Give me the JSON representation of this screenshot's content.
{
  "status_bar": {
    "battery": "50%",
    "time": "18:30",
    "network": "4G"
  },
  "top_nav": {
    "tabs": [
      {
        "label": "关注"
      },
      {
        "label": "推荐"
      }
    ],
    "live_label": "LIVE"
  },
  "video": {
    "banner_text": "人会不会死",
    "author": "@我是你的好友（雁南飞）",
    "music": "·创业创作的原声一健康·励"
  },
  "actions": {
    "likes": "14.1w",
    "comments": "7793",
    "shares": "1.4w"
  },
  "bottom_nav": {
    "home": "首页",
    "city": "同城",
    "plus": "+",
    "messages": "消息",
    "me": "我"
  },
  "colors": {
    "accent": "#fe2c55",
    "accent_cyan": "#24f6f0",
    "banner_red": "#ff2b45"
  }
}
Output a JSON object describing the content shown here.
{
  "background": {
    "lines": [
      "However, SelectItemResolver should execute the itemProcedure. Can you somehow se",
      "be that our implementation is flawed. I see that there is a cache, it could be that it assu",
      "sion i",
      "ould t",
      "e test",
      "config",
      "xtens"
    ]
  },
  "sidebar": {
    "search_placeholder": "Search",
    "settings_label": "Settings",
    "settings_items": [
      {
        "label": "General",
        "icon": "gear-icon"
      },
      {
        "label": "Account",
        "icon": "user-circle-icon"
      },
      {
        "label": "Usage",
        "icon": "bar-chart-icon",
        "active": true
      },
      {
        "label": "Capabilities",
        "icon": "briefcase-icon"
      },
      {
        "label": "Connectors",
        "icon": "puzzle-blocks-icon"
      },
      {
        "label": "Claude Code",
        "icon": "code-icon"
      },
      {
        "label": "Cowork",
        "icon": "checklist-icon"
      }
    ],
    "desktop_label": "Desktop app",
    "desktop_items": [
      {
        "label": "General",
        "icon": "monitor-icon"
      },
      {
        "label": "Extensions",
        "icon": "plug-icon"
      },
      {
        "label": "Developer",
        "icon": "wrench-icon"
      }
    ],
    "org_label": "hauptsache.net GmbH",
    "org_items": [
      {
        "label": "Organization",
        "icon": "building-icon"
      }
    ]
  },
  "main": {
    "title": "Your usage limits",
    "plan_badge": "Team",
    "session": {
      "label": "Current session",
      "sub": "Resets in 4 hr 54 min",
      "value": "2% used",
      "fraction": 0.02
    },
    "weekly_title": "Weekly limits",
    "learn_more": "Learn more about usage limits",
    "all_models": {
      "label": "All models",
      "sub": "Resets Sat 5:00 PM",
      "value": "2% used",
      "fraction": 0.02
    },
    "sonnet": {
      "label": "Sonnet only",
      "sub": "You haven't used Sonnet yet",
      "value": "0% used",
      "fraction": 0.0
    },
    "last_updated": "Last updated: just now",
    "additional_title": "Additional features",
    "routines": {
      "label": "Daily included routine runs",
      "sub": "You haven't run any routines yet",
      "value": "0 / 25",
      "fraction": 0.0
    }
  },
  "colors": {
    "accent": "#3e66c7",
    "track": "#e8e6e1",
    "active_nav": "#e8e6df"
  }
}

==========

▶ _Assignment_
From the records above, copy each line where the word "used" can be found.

▶ _Response below_
      "value": "2% used",
      "value": "2% used",
      "sub": "You haven't used Sonnet yet",
      "value": "0% used",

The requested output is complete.